(Stored items from a collection)
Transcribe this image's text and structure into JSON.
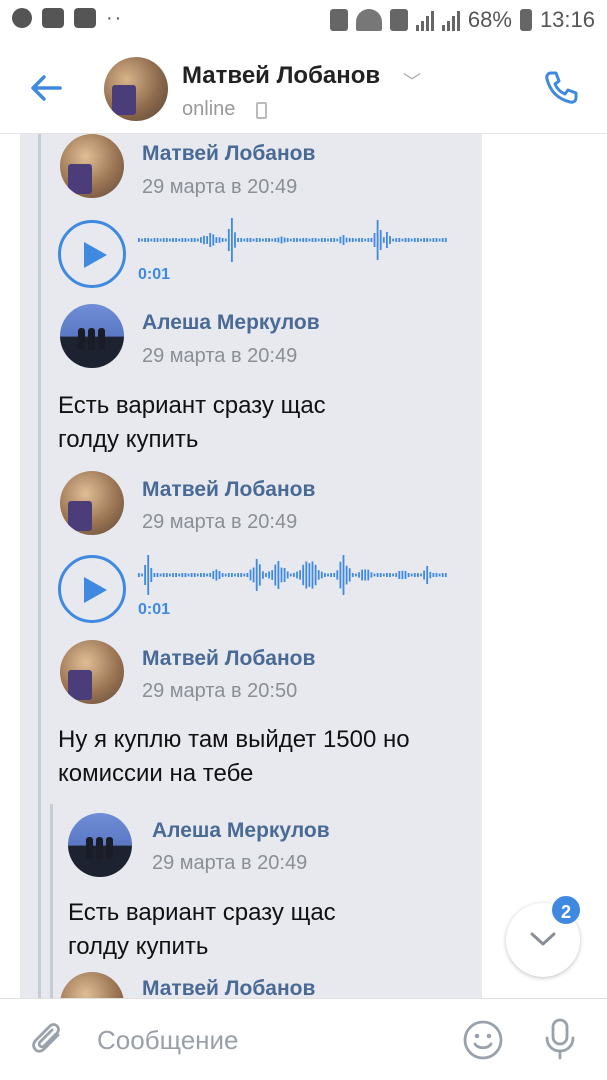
{
  "status_bar": {
    "battery": "68%",
    "time": "13:16"
  },
  "header": {
    "name": "Матвей Лобанов",
    "status": "online"
  },
  "messages": [
    {
      "author": "Матвей Лобанов",
      "date": "29 марта в 20:49",
      "type": "voice",
      "duration": "0:01"
    },
    {
      "author": "Алеша Меркулов",
      "date": "29 марта в 20:49",
      "type": "text",
      "text_line1": "Есть вариант сразу щас",
      "text_line2": "голду купить"
    },
    {
      "author": "Матвей Лобанов",
      "date": "29 марта в 20:49",
      "type": "voice",
      "duration": "0:01"
    },
    {
      "author": "Матвей Лобанов",
      "date": "29 марта в 20:50",
      "type": "text",
      "text_line1": "Ну я куплю там выйдет 1500 но",
      "text_line2": "комиссии на тебе"
    },
    {
      "author": "Алеша Меркулов",
      "date": "29 марта в 20:49",
      "type": "text",
      "text_line1": "Есть вариант сразу щас",
      "text_line2": "голду купить"
    },
    {
      "author": "Матвей Лобанов"
    }
  ],
  "unread_badge": "2",
  "composer": {
    "placeholder": "Сообщение"
  },
  "colors": {
    "accent": "#3f8ae0",
    "author_name": "#4a6a96",
    "bubble_bg": "#e7e9ee"
  }
}
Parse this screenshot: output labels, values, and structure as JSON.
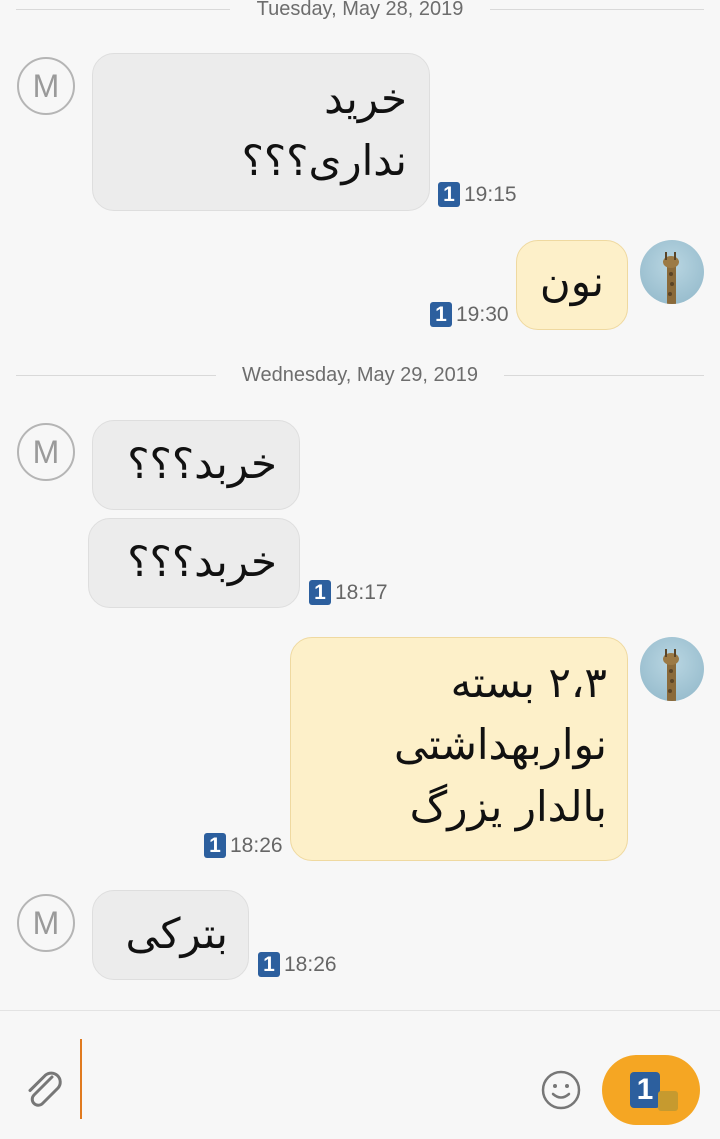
{
  "conversation": {
    "dates": [
      "Tuesday, May 28, 2019",
      "Wednesday, May 29, 2019"
    ],
    "contact_initial": "M",
    "messages": [
      {
        "direction": "in",
        "lines": [
          "خرید",
          "نداری؟؟؟"
        ],
        "sim": "1",
        "time": "19:15"
      },
      {
        "direction": "out",
        "lines": [
          "نون"
        ],
        "sim": "1",
        "time": "19:30"
      },
      {
        "direction": "in",
        "lines": [
          "خربد؟؟؟"
        ]
      },
      {
        "direction": "in",
        "lines": [
          "خربد؟؟؟"
        ],
        "sim": "1",
        "time": "18:17"
      },
      {
        "direction": "out",
        "lines": [
          "۲،۳ بسته",
          "نواربهداشتی",
          "بالدار یزرگ"
        ],
        "sim": "1",
        "time": "18:26"
      },
      {
        "direction": "in",
        "lines": [
          "بترکی"
        ],
        "sim": "1",
        "time": "18:26"
      }
    ]
  },
  "composer": {
    "attach_icon": "paperclip-icon",
    "emoji_icon": "smiley-icon",
    "send_sim": "1",
    "send_icon": "sim-send-icon"
  },
  "colors": {
    "incoming_bubble": "#ececec",
    "outgoing_bubble": "#fdf0c9",
    "sim_badge": "#2c5f9e",
    "send_button": "#f5a623",
    "cursor": "#e07a1f"
  }
}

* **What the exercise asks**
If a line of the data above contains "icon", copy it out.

* **Output of the task**
    "attach_icon": "paperclip-icon",
    "emoji_icon": "smiley-icon",
    "send_icon": "sim-send-icon"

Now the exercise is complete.